2. Kitchen Design

If you are designing a kitchen there are a few elements to consider with a multigenerational house. 

  • Islands - They will give everyone enough space when it comes to food preparation
  • Rolling cabinets - provide extra space, and if designed properly give you the option to sit or stand to use it
  • Pocket Doors - These are easier to maneuver, and take up less space.  They can provide immediate separation, when needed, between spaces
  • Sinks - Install 2 sinks in the kitchen, one in a traditional location, and another on the island.

3. Bathroom Design

The bathroom is one of the areas where you may be making the most changes to allow for multigenerational design.  It might include things like:

  • Curbless Showers
  • Safety Bards
  • Wider Doorways

4. Entry Options

When considering the entries for your remodel it is ideal for everyone to have their own entry.  This promotes the feeling of independence.  There should be at least one no-step entryway into the home.  And keep all major amenity rooms like the kitchen, living and bath on the main level so stairs are not needed to navigate from room to room.  All doors and doorways should be oversized.   You also want smooth flat floors to ease navigation.  That is why wood floors are a much better fit than carpet or rugs.

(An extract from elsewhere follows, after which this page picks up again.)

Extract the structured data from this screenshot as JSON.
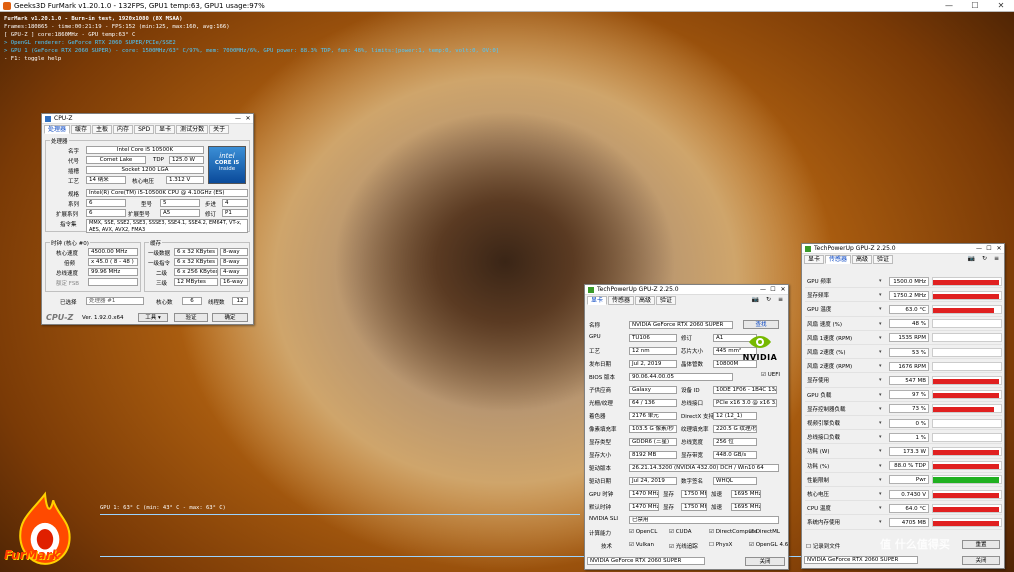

Dark Wood Flooring from Carlisle Wide Plank Floors

5. Soundproofing

If you are going to live in a multi-generational house then soundproofing is a must.  They will make living environments more comfortable for everyone.  Your teenage son can still enjoy his music, while grandma relaxes with a good book. Or members of the family can still get up and get ready for work and school with disrupting elderly relatives who like to sleep in.  Check out these ideas for sound control.

 

 

 

 

 

 

 

 

 

If you are looking for more ideas, check out this book The Accessible Home: Designing for all Ages & Abilities, available on Amazon.com.

Are you part of a multigenerational home? What planning steps did you take to design the right spaces for everyone?


Filed Under: Home Building & Contracting | Interior Design | Residential Spaces |

Download the
Smart Buyers Guide
for Selecting the Right Flooring
Carlisle Flooring eBook
Get the Guide Now